In hosting Los Angeles’ Fifth Annual Suicide Prevention Summit, “The Power of Our Voice: Hope, Help and Healing for High School and College Students” on Tuesday, CSUN provides a new perspective towards suicide prevention and education.
This is the first time the event has been held by a university, attracting not only students from the campus but members of the surrounding community, educators, experts, survivors (of loss and attempt) and supporters both in and out of state.
“This kind of thing is really important for students, because it’s the number two leading cause of death between the age group of 15-24 year-olds,” said Hansook Oh, mass communications graduate student at CSUN.
For that age group, the only cause greater than suicide are road accidents.
“Everybody’s voice needs to be heard, so we need people to ask each other if they’re concerned about someone or to tell somebody if you’re in trouble and to do that we have to be comfortable with the word suicide,” said Judy DeBonis, principal investigator for Ray of Hope.
The Summit is designed to bring awareness to the subject of suicide; to bring education on how to prevent it and how to find the best type of help for each individual person suffering. Talking and uncovering the word suicide itself through this education and shared memories lessens the intimidation of the word, and is intended to make it easier to comprehend and grasp as a preventable act.
“Suicide rates are highest in the middle age population, but I think if we can get to youth and young adults with informational prevention and reducing stigma on mental illness, I think that we’re setting ourselves up for success down the road,” said Collins.
The Summit began at 7:30 a.m. with breakfast, including free bagels to those who were attending. Key note speaker Stan Collins gave the first of three presentations he would deliver throughout the day. From here, those in attendance would spread out among seven different Breakout Presentations. Each lasted an hour and a half and each was packed full of knowledge, powerful emotion and experience.
“(At) CSUN we’re a leader in a lot of different issues, a lot of diversity issues, but we need more of these kinds of conversations on campus,” said Oh.
Another meal break came, then the second round of Breakout Presentations started. It contained the same speakers as the first, just to fresh faces. It gave audience members a chance to fully attend more than one seminar and gain as much as possible from each.
These presentations included Collins’ “After A Suicide: Postvention is Prevention,” in which he served as a specialist on how to see the warning signs and not just focus on the risk factors that may come with. He said he used a marker falling to the ground to illustrate his point, the idea that when you provide only one solution [to fall to the ground] there is only one solution.

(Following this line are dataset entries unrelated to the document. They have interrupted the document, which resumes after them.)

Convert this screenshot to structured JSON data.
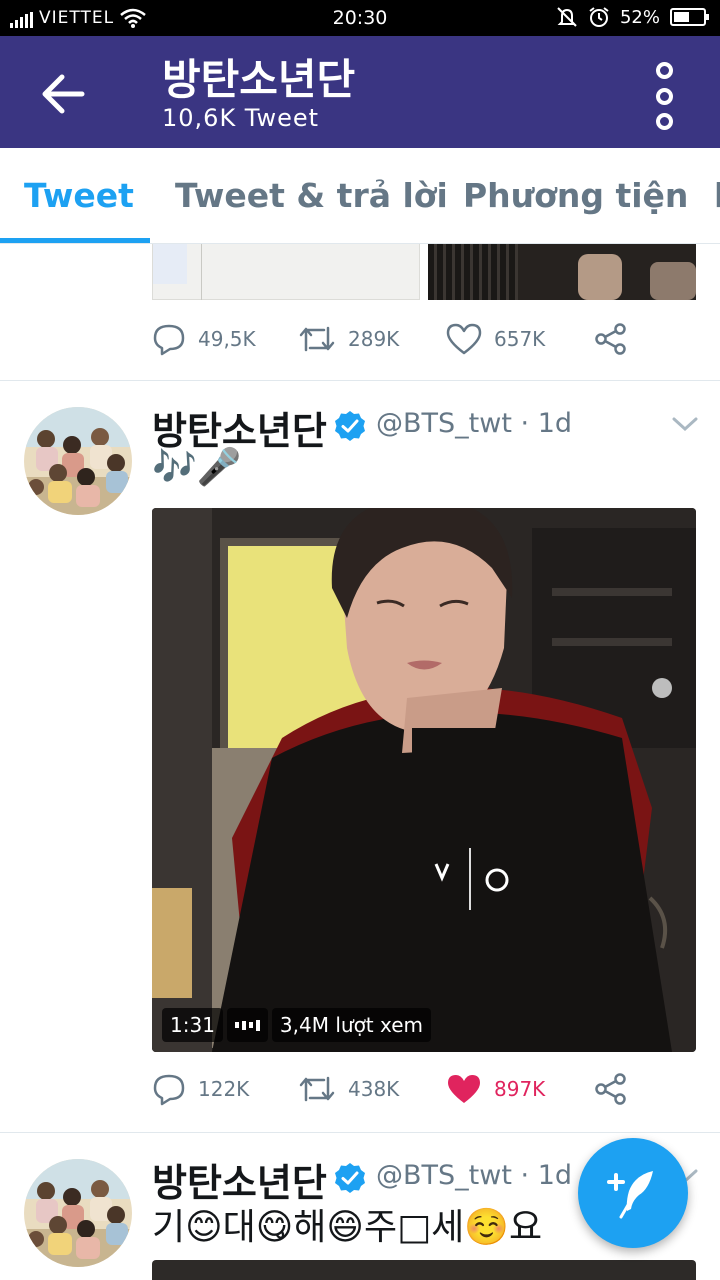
{
  "status_bar": {
    "carrier": "VIETTEL",
    "time": "20:30",
    "battery_percent": "52%",
    "battery_level": 0.52,
    "icons": [
      "signal-icon",
      "wifi-icon",
      "silent-icon",
      "alarm-icon",
      "battery-icon"
    ]
  },
  "header": {
    "title": "방탄소년단",
    "subtitle": "10,6K Tweet",
    "back_icon": "arrow-left-icon",
    "menu_icon": "kebab-menu-icon",
    "background": "#3a3582"
  },
  "tabs": [
    {
      "label": "Tweet",
      "active": true
    },
    {
      "label": "Tweet & trả lời",
      "active": false
    },
    {
      "label": "Phương tiện",
      "active": false
    }
  ],
  "accent": "#1da1f2",
  "like_color": "#e0245e",
  "tweets": [
    {
      "actions": {
        "replies": "49,5K",
        "retweets": "289K",
        "likes": "657K",
        "liked": false
      }
    },
    {
      "display_name": "방탄소년단",
      "handle": "@BTS_twt",
      "separator": "·",
      "age": "1d",
      "text": "🎶🎤",
      "video": {
        "duration": "1:31",
        "views": "3,4M lượt xem"
      },
      "actions": {
        "replies": "122K",
        "retweets": "438K",
        "likes": "897K",
        "liked": true
      }
    },
    {
      "display_name": "방탄소년단",
      "handle": "@BTS_twt",
      "separator": "·",
      "age": "1d",
      "text": "기😊대😋해😄주□세☺️요"
    }
  ],
  "fab": {
    "icon": "compose-tweet-icon"
  }
}
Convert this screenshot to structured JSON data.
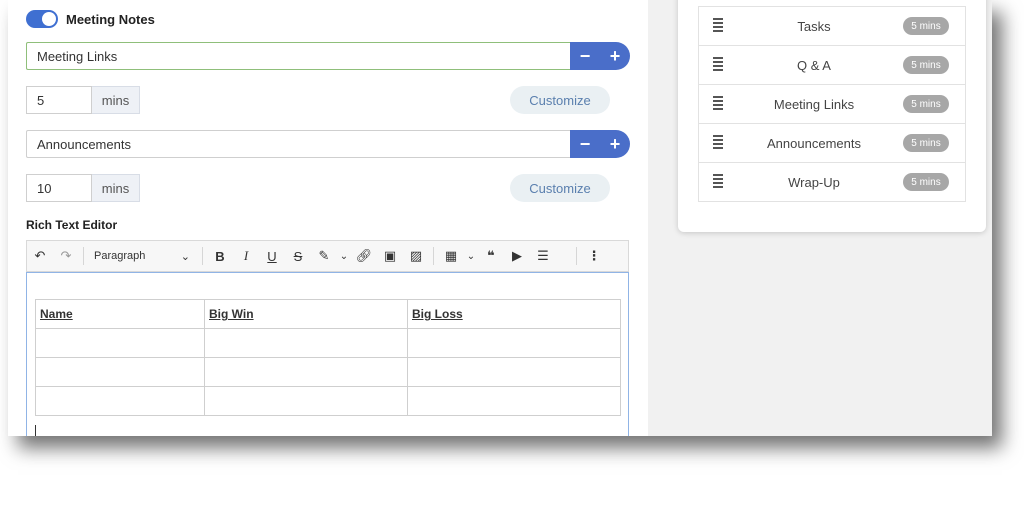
{
  "meeting_notes": {
    "toggle_label": "Meeting Notes",
    "enabled": true
  },
  "sections": [
    {
      "name": "Meeting Links",
      "minutes": "5",
      "unit": "mins",
      "customize_label": "Customize",
      "minus": "−",
      "plus": "+"
    },
    {
      "name": "Announcements",
      "minutes": "10",
      "unit": "mins",
      "customize_label": "Customize",
      "minus": "−",
      "plus": "+"
    }
  ],
  "rich_text_editor": {
    "label": "Rich Text Editor",
    "block_style": "Paragraph",
    "table_headers": [
      "Name",
      "Big Win",
      "Big Loss"
    ],
    "table_rows": [
      [
        "",
        "",
        ""
      ],
      [
        "",
        "",
        ""
      ],
      [
        "",
        "",
        ""
      ]
    ]
  },
  "agenda": {
    "items": [
      {
        "label": "Tasks",
        "duration": "5 mins"
      },
      {
        "label": "Q & A",
        "duration": "5 mins"
      },
      {
        "label": "Meeting Links",
        "duration": "5 mins"
      },
      {
        "label": "Announcements",
        "duration": "5 mins"
      },
      {
        "label": "Wrap-Up",
        "duration": "5 mins"
      }
    ]
  },
  "colors": {
    "accent": "#4a6ec9",
    "active_border": "#8fbf7a",
    "pill": "#a7a7a7"
  }
}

“We really have to be careful with the message that we are presenting to people,” Collins said.
In the “Preventing Suicide Among LGBTQ Youth” presentation, Crisis Service Trainer for the Trevor Project and moderator Chris Bright said it is alright to acknowledge being unsure which pronoun to use when speaking to someone who identifies as transgender, and further clarified some misconceptions that come along with the notion of being transgender.
In the same presentation, speakers shared their experiences with suicide and spoke of the struggle they endured before they overcame it. Natasha Colin-Ellerin said her childhood was difficult, growing up a lesbian in an all-girl Catholic middle school and not wanting to dress like the other girls or look like them. Ellerin spoke of how it was to be bullied and how she did not understand what it was she was going through because she did not know any better.
“It was a very confusing time,” Ellerin said about liking boys in middle school.
All of the presentations are geared on educating people of all ages in the reality that suicide is. In “Sharing Stories: The Power of Lived Experience,” Susan Auerbach, Professor of Education at CSUN shared her story of the loss of her youngest son. As a junior in college, she said it was hard for Auerbach to see the signs, because she did not see her son year-round, so she was left with what she called “complicated grief,” which she said many others experience when they feel the severe shock of the death.
Auerbach said she shared the blog she started in hopes of helping herself and others.
“I hope the village of 300 or so that are here today can pass on the message that ‘It Gets Better,’” said Auerbach.
She did not at first understand how it could help her, but then it led to her becoming aware of the “It Gets Better Project” and other organizations, which helped greatly. She then begged the question of what would happen if suicide/ mental health gained as much awareness as rape and sexual assault on campus, because awareness is crucial to prevention.
“The truth is, when we open the conversation up, that’s when we find out what somebody’s going through and it may not be suicide,” said DeBonis. “Most times it won’t be, but on the rare chance that it is nobody’s asked the question. Then we might be leaving somebody alone without the supports that are there.”
Oh said suicide is a real, serious issue, but not an abstract idea difficult to grasp.
“This is not just a matter of emotions or feelings or health; it’s a matter of succeeding as a student, (it is) student resiliency,” said Oh.
The National Suicide Prevention Lifeline is 800-273-TALK(8255)